As the Centenary of the First World War approaches a plethora of projects and activities have begun to engage the public in the nation’s remembrance and commemorations. Many of these involve the collection of memories and experiences of the War passed down through families and across communities. Since 2008, the University of Oxford has harnessed the power of digital technologies to facilitate the collection of First World War memories and artefacts through an innovative community collection model, combining online and face to face engagement to crowdsource digital collections of items held in homes of the public, previously hidden from researchers and from heritage. Through The Great War Archive (Jisc-funded) and Europeana 1914-1918 (EU funding) we have worked with museums and communities across Europe to collect over 60,000 digital items ranging from oral histories, photographs and memorabilia to unpublished memoirs, diaries, maps and letters. All are released under an open license for reuse worldwide, forming a rich collection of primary source material. This paper presents the Oxford Community Collection Model, its challenges, its enablers, and takes a closer look at the value of community collections in providing rich sites of exchange between academics, the heritage sector and the wider public.
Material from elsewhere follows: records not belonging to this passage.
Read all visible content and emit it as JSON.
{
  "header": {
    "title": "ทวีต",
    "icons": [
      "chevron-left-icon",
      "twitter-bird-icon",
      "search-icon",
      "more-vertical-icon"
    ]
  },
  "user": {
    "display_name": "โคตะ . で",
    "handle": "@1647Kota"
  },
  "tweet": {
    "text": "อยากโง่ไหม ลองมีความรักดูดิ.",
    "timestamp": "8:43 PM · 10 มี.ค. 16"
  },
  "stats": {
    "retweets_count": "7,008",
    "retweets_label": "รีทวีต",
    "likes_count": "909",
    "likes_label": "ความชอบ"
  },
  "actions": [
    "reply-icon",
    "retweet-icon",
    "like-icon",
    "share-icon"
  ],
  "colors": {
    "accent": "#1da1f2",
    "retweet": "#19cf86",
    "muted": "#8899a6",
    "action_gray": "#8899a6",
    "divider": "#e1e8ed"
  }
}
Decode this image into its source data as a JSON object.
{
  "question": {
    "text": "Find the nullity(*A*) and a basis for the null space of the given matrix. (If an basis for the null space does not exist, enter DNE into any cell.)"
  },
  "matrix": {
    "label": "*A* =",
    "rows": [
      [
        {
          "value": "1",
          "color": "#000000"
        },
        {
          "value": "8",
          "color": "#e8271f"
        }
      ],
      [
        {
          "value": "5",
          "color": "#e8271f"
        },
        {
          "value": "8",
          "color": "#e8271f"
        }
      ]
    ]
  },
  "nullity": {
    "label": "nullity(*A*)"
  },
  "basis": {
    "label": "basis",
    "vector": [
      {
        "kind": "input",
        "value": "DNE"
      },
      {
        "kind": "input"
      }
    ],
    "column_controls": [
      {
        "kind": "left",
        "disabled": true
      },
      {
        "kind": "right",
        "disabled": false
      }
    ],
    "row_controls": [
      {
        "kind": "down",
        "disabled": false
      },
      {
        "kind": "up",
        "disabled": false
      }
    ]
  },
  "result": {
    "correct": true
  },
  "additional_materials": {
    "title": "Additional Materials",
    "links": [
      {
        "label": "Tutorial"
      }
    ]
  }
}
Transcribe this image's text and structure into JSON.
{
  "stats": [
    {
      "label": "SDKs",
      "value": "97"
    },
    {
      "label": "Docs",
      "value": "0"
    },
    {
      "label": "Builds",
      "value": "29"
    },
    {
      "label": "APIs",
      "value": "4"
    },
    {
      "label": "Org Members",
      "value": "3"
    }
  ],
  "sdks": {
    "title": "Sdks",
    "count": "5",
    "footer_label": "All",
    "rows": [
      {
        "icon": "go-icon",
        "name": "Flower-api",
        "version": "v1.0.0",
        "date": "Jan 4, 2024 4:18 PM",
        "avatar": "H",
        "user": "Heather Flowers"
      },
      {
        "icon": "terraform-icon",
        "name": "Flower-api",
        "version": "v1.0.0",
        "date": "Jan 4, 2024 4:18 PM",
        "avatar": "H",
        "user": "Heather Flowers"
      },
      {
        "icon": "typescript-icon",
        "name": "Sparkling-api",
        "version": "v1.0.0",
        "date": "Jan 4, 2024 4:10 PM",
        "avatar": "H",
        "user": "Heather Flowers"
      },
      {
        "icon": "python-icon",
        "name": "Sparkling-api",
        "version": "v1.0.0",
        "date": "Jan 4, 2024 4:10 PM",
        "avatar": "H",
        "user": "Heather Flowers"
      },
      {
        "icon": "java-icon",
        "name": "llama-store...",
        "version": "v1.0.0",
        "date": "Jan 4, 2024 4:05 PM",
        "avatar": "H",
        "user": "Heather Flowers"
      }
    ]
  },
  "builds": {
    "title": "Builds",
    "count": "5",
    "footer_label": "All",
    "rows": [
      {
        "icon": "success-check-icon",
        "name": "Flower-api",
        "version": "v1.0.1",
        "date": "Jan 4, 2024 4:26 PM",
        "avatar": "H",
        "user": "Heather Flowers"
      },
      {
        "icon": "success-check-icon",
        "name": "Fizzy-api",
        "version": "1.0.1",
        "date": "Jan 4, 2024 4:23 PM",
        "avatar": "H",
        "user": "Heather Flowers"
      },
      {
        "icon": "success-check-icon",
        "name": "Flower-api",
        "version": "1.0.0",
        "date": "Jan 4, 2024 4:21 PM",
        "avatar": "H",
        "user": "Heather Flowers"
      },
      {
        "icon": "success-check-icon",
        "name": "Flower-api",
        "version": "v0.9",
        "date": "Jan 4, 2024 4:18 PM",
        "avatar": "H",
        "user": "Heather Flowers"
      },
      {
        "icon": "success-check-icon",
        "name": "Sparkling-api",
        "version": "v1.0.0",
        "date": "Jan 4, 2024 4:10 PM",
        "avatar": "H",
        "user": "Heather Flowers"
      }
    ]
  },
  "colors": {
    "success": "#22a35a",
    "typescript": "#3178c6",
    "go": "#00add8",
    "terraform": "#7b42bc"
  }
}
IT buddies, virtual volunteers and super-users: Building an online community for Britain from Above
Sandra Brauer, English Heritage
This paper outlines the process of creating a sustainable online community for www.britainfromabove.org.uk. This online archive of historic aerial photographs combines open collections access with elements of crowd sourcing and social engagement. Britain from Above is a four year Heritage Lottery funded partnership project between English Heritage and the Royal Commissions on the Ancient and Historic Monuments of Scotland and Wales.
The project explores the strengths and weaknesses of the different approaches to building a committed and sustainable user base beyond the lifetime of the project through recruiting ‘virtual volunteers’ who populate the website with memories and personal photographs and provide essential information for the cataloguing process through identifying unlocated photographs. These approaches include traditional museum education and outreach work such as hands-on IT sessions for the digitally excluded, a mix of face to face and website based interaction to build relationships with ‘super-users’ as well as approaches solely using social media to reach out to new audiences.
The paper also addresses challenges arising from working with HLF guidelines and projected project outcomes in the first major partnership of this kind. The latter includes the partners’ policies and processes on social media and marketing, use of IT, collections management and managing volunteers.
Diaries of the First World War: Citizen history on the Western Front
Jim O’Donnell (Oxford University) and Luke Smith (Imperial War Museum)
The War Office records held by the National Archives include daily war diaries compiled by all the British Army units serving on the Western Front 1914-18. These archives comprise approximately 1.5 million pages of written diaries, orders, maps and records. Building on the success of high-profile citizen science projects such as Galaxy Zoo, Planet Hunters and Old Weather, the Imperial War Museum has partnered with the Zooniverse, at Oxford University, to build a citizen history platform that will transcribe these papers and uncover the stories held within the diaries. We will describe the design and development of the diary interface, results from preliminary testing with Zooniverse citizen scientists and talk about our experiences of building a large-scale citizen history project.